daca

On September 5, 2017, Attorney General Jeff Sessions announced that the Deferred Action for Childhood Arrivals (DACA) program was being terminated. The same day, USCIS was ordered to reject all initial and renewal DACA applications and associated work authorization requests. In the days following issuance of the announcement, lawsuits were filed across the country challenging termination of the program. Since then, two U.S. district courts have enjoined the termination of DACA for individuals who have previously held DACA status at any time. These courts have ordered USCIS to continue accepting DACA renewal applications from these individuals.
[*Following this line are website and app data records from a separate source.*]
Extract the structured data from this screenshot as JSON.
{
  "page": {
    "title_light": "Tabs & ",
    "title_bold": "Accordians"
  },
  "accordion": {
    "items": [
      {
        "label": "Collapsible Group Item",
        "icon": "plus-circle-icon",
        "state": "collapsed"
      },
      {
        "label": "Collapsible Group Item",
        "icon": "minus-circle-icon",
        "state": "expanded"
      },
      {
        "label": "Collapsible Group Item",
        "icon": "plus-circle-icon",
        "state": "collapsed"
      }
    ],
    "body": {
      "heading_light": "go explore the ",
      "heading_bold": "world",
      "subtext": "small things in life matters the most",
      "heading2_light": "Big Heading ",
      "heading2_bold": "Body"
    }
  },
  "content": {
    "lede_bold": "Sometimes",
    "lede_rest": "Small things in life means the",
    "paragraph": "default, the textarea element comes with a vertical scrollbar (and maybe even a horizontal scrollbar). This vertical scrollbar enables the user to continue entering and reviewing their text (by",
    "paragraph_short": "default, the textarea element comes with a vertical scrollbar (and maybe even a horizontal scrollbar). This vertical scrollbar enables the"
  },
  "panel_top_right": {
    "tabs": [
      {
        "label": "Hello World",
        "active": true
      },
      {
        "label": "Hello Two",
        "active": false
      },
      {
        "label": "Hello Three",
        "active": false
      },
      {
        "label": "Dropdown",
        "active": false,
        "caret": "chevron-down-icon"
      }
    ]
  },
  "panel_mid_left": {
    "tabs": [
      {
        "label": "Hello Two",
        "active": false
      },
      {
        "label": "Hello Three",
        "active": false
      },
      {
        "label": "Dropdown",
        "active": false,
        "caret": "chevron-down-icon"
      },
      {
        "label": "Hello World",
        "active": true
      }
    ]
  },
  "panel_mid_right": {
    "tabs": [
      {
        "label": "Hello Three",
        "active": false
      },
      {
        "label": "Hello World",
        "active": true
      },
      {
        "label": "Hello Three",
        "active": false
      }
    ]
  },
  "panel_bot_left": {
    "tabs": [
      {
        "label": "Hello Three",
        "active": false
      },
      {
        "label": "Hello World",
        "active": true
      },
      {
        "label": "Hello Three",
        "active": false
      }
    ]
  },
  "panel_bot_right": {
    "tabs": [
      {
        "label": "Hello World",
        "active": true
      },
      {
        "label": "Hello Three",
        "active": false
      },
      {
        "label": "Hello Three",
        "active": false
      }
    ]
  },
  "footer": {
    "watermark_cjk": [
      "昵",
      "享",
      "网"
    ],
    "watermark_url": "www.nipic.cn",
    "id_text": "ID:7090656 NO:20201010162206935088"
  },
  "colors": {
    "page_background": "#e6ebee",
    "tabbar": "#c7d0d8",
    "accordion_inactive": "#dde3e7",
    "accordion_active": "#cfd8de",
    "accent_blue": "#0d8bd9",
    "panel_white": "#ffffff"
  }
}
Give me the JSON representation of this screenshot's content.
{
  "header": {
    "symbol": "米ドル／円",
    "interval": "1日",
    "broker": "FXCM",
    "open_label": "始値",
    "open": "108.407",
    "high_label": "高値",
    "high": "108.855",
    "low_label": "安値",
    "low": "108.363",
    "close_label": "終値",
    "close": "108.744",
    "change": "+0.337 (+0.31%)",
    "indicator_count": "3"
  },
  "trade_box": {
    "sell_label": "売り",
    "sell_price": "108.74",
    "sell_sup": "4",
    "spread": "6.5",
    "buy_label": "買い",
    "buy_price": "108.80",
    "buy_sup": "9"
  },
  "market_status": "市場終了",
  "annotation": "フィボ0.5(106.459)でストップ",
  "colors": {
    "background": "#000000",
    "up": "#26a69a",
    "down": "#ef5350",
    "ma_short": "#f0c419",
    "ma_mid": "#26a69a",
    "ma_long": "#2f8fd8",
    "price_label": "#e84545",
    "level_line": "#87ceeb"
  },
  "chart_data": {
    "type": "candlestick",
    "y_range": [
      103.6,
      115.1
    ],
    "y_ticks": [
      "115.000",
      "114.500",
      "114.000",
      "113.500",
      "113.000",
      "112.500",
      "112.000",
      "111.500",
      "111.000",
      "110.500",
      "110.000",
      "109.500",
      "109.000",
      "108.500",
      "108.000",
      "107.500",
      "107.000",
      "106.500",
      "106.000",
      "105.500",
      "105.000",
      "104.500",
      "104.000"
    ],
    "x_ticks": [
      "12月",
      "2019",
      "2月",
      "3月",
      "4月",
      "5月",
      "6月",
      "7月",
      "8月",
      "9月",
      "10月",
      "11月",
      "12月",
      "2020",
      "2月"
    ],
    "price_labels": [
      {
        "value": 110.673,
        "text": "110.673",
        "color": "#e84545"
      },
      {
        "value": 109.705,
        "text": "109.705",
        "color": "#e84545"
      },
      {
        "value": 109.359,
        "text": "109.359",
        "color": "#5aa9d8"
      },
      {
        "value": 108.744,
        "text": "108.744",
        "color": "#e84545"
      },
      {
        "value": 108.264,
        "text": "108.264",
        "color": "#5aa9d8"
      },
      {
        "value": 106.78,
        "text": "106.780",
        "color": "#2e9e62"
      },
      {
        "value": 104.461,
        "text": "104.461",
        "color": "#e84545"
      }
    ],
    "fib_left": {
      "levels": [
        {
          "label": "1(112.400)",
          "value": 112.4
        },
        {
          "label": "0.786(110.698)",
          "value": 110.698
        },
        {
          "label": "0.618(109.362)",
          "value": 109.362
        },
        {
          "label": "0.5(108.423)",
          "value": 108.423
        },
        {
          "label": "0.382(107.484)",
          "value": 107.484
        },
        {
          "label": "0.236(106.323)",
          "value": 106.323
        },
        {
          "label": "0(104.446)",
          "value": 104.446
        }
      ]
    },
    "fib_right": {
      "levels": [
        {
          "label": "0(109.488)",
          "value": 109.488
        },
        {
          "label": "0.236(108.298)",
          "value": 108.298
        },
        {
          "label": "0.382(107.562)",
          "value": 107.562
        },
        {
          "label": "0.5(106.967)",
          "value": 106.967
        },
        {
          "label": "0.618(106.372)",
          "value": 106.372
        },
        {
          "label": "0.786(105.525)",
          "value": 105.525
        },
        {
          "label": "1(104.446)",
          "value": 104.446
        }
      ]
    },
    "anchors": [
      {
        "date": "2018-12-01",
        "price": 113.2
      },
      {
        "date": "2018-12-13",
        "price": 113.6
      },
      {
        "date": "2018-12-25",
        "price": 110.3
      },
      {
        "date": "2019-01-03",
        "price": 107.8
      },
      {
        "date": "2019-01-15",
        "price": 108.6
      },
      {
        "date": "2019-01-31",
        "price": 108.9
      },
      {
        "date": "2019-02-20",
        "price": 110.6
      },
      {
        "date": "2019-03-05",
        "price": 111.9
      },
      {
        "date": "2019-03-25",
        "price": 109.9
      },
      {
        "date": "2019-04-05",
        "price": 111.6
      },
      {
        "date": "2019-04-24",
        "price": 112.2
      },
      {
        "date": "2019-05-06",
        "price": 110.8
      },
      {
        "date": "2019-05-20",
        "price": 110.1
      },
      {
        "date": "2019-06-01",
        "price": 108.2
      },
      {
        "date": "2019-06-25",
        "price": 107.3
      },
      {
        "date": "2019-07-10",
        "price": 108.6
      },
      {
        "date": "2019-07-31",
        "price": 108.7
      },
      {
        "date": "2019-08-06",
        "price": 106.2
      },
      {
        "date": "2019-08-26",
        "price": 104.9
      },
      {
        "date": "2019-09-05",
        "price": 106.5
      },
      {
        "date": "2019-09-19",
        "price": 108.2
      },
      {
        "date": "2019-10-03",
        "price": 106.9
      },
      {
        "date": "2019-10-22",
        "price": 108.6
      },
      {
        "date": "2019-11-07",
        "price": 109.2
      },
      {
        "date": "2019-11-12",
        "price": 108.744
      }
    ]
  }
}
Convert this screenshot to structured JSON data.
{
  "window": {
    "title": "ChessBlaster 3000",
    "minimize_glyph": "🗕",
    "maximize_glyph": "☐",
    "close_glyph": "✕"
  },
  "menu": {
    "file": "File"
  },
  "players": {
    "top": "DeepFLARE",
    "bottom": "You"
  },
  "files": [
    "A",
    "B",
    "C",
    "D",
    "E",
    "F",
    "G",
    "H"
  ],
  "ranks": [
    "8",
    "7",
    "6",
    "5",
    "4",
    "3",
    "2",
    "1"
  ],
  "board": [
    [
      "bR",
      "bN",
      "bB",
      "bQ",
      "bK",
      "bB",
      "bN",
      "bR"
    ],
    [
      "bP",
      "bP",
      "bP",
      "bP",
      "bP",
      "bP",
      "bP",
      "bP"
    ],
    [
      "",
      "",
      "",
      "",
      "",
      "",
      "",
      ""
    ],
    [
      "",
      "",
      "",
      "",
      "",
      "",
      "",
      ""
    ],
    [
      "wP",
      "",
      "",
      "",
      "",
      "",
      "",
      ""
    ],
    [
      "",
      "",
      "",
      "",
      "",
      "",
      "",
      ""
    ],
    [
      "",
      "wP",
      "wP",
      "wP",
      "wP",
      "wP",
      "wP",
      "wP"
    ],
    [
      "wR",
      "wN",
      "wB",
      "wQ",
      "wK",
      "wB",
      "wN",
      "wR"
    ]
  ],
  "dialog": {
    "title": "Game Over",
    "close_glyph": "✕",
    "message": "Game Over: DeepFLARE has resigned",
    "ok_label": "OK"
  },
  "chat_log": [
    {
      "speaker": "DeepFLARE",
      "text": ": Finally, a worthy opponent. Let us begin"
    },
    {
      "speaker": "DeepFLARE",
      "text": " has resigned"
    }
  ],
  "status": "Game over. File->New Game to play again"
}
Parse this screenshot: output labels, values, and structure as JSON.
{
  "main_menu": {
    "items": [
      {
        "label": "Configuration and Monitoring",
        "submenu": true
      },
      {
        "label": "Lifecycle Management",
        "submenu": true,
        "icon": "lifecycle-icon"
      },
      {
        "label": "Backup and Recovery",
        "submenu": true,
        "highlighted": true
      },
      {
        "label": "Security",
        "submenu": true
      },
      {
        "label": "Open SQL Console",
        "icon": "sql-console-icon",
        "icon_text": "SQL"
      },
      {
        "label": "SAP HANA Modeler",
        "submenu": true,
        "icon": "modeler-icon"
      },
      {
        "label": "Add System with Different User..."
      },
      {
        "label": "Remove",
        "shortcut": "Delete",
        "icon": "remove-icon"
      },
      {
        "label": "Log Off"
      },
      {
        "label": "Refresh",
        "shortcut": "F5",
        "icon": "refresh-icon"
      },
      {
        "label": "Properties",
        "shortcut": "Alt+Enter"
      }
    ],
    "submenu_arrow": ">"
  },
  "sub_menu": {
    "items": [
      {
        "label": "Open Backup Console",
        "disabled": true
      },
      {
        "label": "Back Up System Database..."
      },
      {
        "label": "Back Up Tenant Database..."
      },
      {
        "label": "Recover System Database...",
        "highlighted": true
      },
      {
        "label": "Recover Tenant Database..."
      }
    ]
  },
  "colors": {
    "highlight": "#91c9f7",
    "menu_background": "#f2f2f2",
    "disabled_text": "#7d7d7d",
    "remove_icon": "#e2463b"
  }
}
However, for those who have never held DACA status, the courts have not yet required USCIS to continue to accept initial DACA applications, but this issue is still being litigated.

Therefore, if you have ever held DACA status before, you should submit your renewal application between 150 to 120 days before your DACA expiration date, so long as you meet the following criteria:

  • You must not have departed the U.S. on or after August 15, 2012, without first having been granted advance parole.
  • You must have resided continuously in the U.S. from the time you submitted the initial request for DACA up until the present time.
  • You must not have been convicted of a felony, a significant misdemeanor, or three or more misdemeanors, and must not otherwise pose a threat to national security or public safety.

 

If your DACA status has already expired, you can still submit a renewal application but you must fill out your DACA application as if you were applying for the first time and you must submit evidence that you meet each DACA eligibility requirement.

For more on DACA eligibility requirements see: https://www.uscis.gov/archive/consideration-deferred-action-childhood-arrivals-daca

DACA is generally a deferred action program, commenced during the Obama administration, that grants relief from deportation and eligibility for work authorization to approximately one million young adults who entered the U.S. before their sixteenth birthday and who have resided here continuously. DACA does not apply to anyone who has been convicted of a felony, significant misdemeanor, or three or more other misdemeanors, or to anyone who would otherwise pose a threat to national security or public safety.